Fraser Nelson

Inside the Brown operation: the loathing, the cluelessness and the sulks

Inside the Brown operation: the loathing, the cluelessness and the sulks
Text settings
Comments

Remember Peter Watt? No one in Team Brown did either –and that, it now turns out, was a big mistake. As general secretary of the Labour Party when the Blair-Brown handover happened (and cash-for-honours was in the air) he was in a brilliant position to know what went on. And, after being abandoned by all of them, he has a motive to tell. His revelations are pretty explosive, but this jumps out at me the most - from Douglas Alexander, the man everyone thought was Brown’s little Mowgli raised by a fellow son-of-the-manse in the jungle of politics. This is what Alexander (the would-be co-ordinator in the election that never was) had to say to Watt in 2007:

"The truth is, Peter, we have spent ten years working with this guy, and we don’t actually like him. We have always thought that the longer the British public had to get to know him, the less they would like him as well.”

When Brown took over, Alexander also confided that the Brownites were without a clue:

"You’d imagine that after ten years of waiting for this, and ten years complaining about Tony, we would have some idea of what we are going to do but we don’t seem to have any policies.
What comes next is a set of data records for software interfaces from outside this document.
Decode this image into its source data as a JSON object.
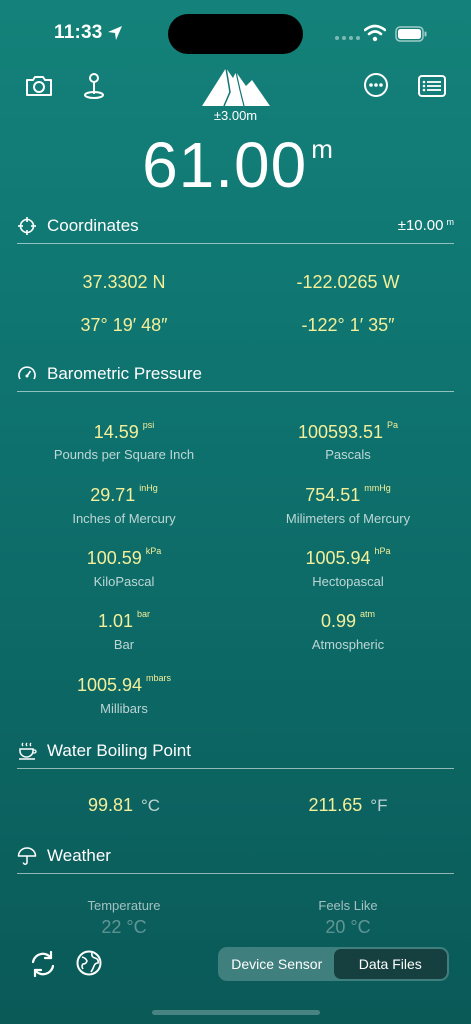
{
  "status": {
    "time": "11:33"
  },
  "header": {
    "accuracy": "±3.00m"
  },
  "altitude": {
    "value": "61.00",
    "unit": "m"
  },
  "coordinates": {
    "title": "Coordinates",
    "accuracy": "±10.00",
    "accuracy_unit": "m",
    "lat_decimal": "37.3302 N",
    "lon_decimal": "-122.0265 W",
    "lat_dms": "37° 19′ 48″",
    "lon_dms": "-122° 1′ 35″"
  },
  "pressure": {
    "title": "Barometric Pressure",
    "items": [
      {
        "value": "14.59",
        "unit": "psi",
        "label": "Pounds per Square Inch"
      },
      {
        "value": "100593.51",
        "unit": "Pa",
        "label": "Pascals"
      },
      {
        "value": "29.71",
        "unit": "inHg",
        "label": "Inches of Mercury"
      },
      {
        "value": "754.51",
        "unit": "mmHg",
        "label": "Milimeters of Mercury"
      },
      {
        "value": "100.59",
        "unit": "kPa",
        "label": "KiloPascal"
      },
      {
        "value": "1005.94",
        "unit": "hPa",
        "label": "Hectopascal"
      },
      {
        "value": "1.01",
        "unit": "bar",
        "label": "Bar"
      },
      {
        "value": "0.99",
        "unit": "atm",
        "label": "Atmospheric"
      },
      {
        "value": "1005.94",
        "unit": "mbars",
        "label": "Millibars"
      }
    ]
  },
  "boiling": {
    "title": "Water Boiling Point",
    "celsius": "99.81",
    "celsius_unit": "°C",
    "fahrenheit": "211.65",
    "fahrenheit_unit": "°F"
  },
  "weather": {
    "title": "Weather",
    "temp_label": "Temperature",
    "temp_value": "22 °C",
    "feels_label": "Feels Like",
    "feels_value": "20 °C"
  },
  "bottom": {
    "seg_device": "Device Sensor",
    "seg_files": "Data Files"
  }
}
For God’s sake, Harriet’s helping write the manifesto!"

And another wee gem – this from a dinner party Watt attended with his wife Vilma:
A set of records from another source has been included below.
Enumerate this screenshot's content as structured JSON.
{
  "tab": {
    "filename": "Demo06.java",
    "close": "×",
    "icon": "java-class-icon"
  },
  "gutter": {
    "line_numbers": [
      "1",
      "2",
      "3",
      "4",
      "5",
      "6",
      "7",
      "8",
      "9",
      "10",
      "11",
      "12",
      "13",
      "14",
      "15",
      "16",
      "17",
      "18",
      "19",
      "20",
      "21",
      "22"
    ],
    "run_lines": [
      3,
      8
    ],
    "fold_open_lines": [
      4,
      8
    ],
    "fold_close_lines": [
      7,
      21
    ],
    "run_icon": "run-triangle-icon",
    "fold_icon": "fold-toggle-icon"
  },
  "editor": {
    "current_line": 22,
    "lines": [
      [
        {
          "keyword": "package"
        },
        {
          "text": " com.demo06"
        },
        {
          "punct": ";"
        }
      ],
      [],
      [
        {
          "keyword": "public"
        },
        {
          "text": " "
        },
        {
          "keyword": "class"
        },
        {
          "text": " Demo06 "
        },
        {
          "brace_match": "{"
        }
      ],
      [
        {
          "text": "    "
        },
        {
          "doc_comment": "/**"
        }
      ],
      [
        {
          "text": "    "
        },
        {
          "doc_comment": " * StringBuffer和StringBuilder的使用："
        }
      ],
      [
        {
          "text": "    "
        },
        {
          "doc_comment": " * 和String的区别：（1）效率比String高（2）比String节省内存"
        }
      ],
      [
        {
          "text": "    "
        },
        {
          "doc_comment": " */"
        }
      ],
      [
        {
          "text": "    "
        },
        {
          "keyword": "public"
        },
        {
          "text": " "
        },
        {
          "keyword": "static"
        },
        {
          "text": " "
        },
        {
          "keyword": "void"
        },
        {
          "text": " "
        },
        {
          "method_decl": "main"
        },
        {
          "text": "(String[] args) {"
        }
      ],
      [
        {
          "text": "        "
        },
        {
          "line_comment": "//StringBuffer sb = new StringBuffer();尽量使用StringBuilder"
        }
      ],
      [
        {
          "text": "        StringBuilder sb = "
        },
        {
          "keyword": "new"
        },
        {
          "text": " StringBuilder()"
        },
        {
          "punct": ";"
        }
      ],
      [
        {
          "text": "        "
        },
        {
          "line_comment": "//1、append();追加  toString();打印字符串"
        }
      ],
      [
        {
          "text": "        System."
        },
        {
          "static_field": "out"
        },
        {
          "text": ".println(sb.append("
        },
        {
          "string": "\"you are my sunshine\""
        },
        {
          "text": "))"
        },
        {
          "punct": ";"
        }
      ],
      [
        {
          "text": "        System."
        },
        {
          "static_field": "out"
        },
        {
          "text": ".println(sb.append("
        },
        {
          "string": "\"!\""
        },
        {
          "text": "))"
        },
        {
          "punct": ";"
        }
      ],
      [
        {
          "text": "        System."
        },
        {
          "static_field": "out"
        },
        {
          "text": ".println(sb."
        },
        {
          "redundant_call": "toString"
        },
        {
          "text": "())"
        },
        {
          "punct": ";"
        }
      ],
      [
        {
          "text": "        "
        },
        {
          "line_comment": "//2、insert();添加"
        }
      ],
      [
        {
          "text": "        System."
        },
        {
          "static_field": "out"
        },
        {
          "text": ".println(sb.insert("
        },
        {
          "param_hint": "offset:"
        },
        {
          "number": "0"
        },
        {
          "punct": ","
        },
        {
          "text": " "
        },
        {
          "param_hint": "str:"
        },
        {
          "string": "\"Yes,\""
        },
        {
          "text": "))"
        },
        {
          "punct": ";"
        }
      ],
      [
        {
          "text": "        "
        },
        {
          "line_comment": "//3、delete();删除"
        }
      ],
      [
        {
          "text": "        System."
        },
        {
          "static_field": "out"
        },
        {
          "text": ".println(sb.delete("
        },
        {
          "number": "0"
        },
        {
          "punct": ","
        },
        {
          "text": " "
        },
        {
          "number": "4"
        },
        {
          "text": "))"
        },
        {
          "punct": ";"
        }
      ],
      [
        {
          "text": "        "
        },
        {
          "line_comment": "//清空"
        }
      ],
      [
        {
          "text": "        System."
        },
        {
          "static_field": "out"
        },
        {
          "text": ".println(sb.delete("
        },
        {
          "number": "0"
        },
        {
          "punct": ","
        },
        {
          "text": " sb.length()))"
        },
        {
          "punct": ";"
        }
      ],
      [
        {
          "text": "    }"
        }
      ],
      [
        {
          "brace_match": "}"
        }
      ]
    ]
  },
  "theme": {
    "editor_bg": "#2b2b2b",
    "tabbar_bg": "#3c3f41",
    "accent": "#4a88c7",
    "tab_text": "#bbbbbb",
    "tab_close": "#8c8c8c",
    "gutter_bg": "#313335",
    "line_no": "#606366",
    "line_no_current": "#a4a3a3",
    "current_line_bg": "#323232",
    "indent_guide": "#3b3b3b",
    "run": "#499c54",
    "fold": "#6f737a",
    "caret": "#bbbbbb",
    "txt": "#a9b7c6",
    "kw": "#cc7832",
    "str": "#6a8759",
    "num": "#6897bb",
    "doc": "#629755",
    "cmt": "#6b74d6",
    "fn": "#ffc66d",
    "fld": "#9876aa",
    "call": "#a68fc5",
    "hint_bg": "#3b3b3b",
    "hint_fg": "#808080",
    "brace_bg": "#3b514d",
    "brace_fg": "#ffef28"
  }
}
"While Sarah pottered around getting the meal ready, Gordon began showing people to their seats but was interrupted by one of the No10 staff, saying he had an important phone call.
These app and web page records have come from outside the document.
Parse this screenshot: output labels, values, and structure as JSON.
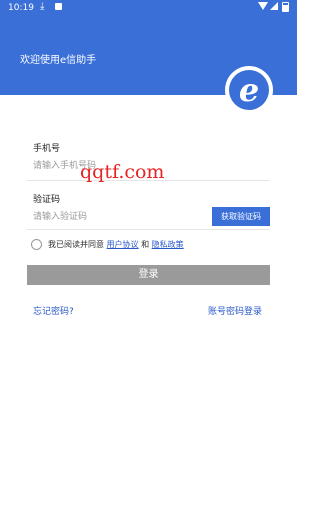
{
  "status_bar": {
    "time": "10:19",
    "download_icon": "download-icon",
    "notification_icon": "notification-icon"
  },
  "header": {
    "title": "欢迎使用e信助手",
    "logo_letter": "e"
  },
  "form": {
    "phone_label": "手机号",
    "phone_placeholder": "请输入手机号码",
    "code_label": "验证码",
    "code_placeholder": "请输入验证码",
    "get_code_button": "获取验证码"
  },
  "agreement": {
    "prefix": "我已阅读并同意",
    "user_agreement": "用户协议",
    "and": "和",
    "privacy_policy": "隐私政策"
  },
  "login_button": "登录",
  "forgot_password": "忘记密码?",
  "account_password_login": "账号密码登录",
  "watermark": "qqtf.com",
  "colors": {
    "primary": "#3a6fd8",
    "link": "#2a58c9",
    "disabled_button": "#9a9a9a",
    "watermark": "#e52424"
  }
}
He disappeared, leaving Vilma and two others seated, and the rest of us awkwardly milling about.

After a few minutes, we all started to feel a bit silly, so decided just to sit ourselves down.

When Gordon finally reappeared he was aghast to find us all at the table. ‘I didn’t sit you all down,’ he exclaimed angrily.

It was hugely embarrassing and some of the guests started mumbling about getting up again.

‘No, no, you might as well stay where you are,’ he replied huffily.

He sat at the end of the table and swivelled in his chair, so that he almost had his back to everybody, and leaned his head on his arm.

For the rest of the meal he was monosyllabic, sulking because he had lost control of the seating plan.

The plates had not even been cleared when suddenly, without saying anything, he just got up and left.

As Sarah had also disappeared by then, we all showed ourselves out. ‘He’s bonkers,’ Vilma whispered, as we trooped out.

I wanted to disagree – but she was right."

Read the rest here. And enjoy.

Written byFraser Nelson

Fraser Nelson is the editor of The Spectator. He is also a columnist with The Daily Telegraph, a member of the advisory board of the Centre for Social Justice and the Centre for Policy Studies.

Comments